06 Jul

student expectations of postgrad study and resulting challenges for educators

Back in April, I spoke on a panel of educators at the Postgraduate Student Experience Symposium. I talked about our degree, our students, our students’ expectations of the course, and the challenges my colleagues and I are facing as teachers in a multimodal (online and on campus) Masters degree.

The video of my presentation is now available and embedded below.

There were some great presentations on the day, including a keynote from Professor James Arvanitakis. All the presentation recordings are available on the Symposium website.

In my presentation, I spoke about some of the early findings from a project I’m working on with colleagues, called Refining the blend: developing a student centred framework for multimode education. I’d like to acknowledge those colleagues here. The project team is comprised of myself, Professor Helen Partridge, and Dr Elham Sayyad Abdi. We’re supported by a great team of research assistants, namely Katya Henry, Lynn McAllister, Clare Thorpe and Jen Thomas. More about the project.

04 Jun

Using social technologies for connected learning

Last month I presented on using social technologies for connected learning at a QUT Twilight Teacher PD event for school teachers.

It was a lot of fun and led me to discover what I’m sure will be my next hobby: making programmable wearables. I have visions of sewing conductive thread through Miss 6’s Elsa dress and making snowflake necklaces. Zomg!

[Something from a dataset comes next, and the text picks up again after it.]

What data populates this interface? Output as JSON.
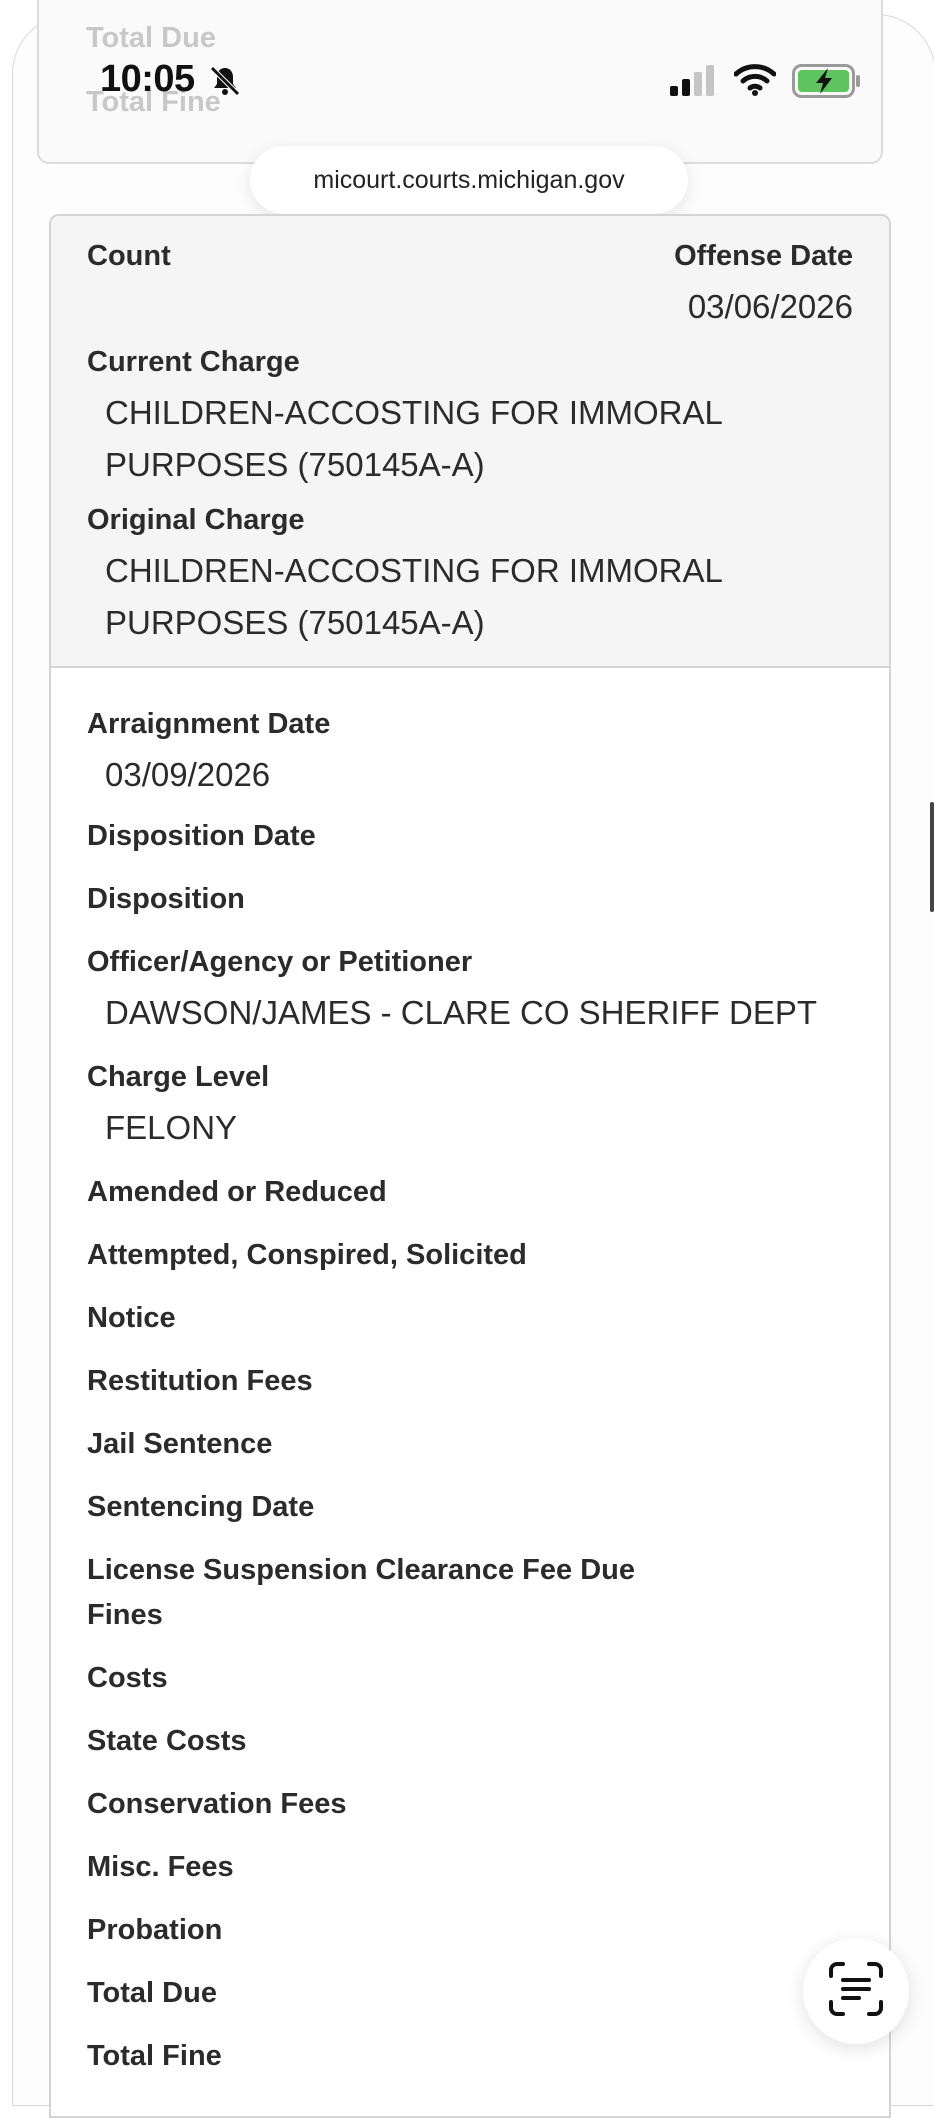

But programmable wearables aren’t the point of this post. The point of this post is to share a recording of my presentation. I broadcast this live using Periscope on my iPhone and I’ve got Periscope set to automatically save videos to my camera roll. The light was quite low in the room, so apologies for graininess. I’ve retrospectively synced the video with slides. There are a few dodgy edits at the very end where I’ve chopped out questions you couldn’t hear.

In the video, I mention I will make my rubric for assessing contributions to the learning community available. You can find it in an earlier blog post.

03 Jun

The role of academic libraries in connected learning

Earlier this year, I spoke at ALIA Information Online about my approach to teaching and learning, which you might call connected learning.

The presentation was designed to be an overview of my approach to teaching, and a provocation. I wanted to encourage dialogue around the way academic libraries currently engage with students. I told the audience that I don’t want a liaison librarian to run a two hour information literacy training session for my students. I’d rather they spent two hours engaging with my students in our online learning spaces. For example, I’d love to have a liaison librarian comment on my student blog posts, to help them with finding and citing resources in an appropriate way.

Teaching the way I and some of my colleagues do means that traditional approaches to librarians trying to embed themselves in courses just don’t work any more. I do most of my engaging with my students online in a learning community. I need the library to be there with me.

While academic libraries are great at providing static resources to help students with learning, I am increasingly aware that it is personal engagement that makes the connected learning model work. I think we’ve seen this play out in MOOCs, where many of the failings in the MOOC model have been about lack of interactivity. Connectedness and community are incredibly important because fundamentally, learning is social.

In my presentation, I emphasised that while I’m not the sage on the stage, I also don’t want to be the guide on the side. Instead, I am in the learning community with my students, facilitating, managing the community, curating resources and sharing. I’m in there as a co-learner.

I finished the presentation with a challenge. I asked academic libraries to consider where they sit, whether they’re in our learning communities or poised to jump in there, and what role they might play.

I am genuinely interested in having a conversation about this because I don’t have the answers. I’m interested both as an educator who wants to draw on the services of academic libraries more, and as a librarian and teacher-of-librarians.

I believe academic libraries need to rethink the way they do business and find ways to engage with learners that work for new and emerging approaches to online education. The library at my own institution have been very supportive in this. Our liaison librarian has created resources for us and jumped into an online community for one of our units. But I’m not sure to what extent this is the norm.

Do you have ideas about how academic libraries could embed themselves in connected learning communities? Or maybe you’re an academic who sees a need or opportunity. I’d love to have a broader conversation about this. Please share your ideas or questions in the comments.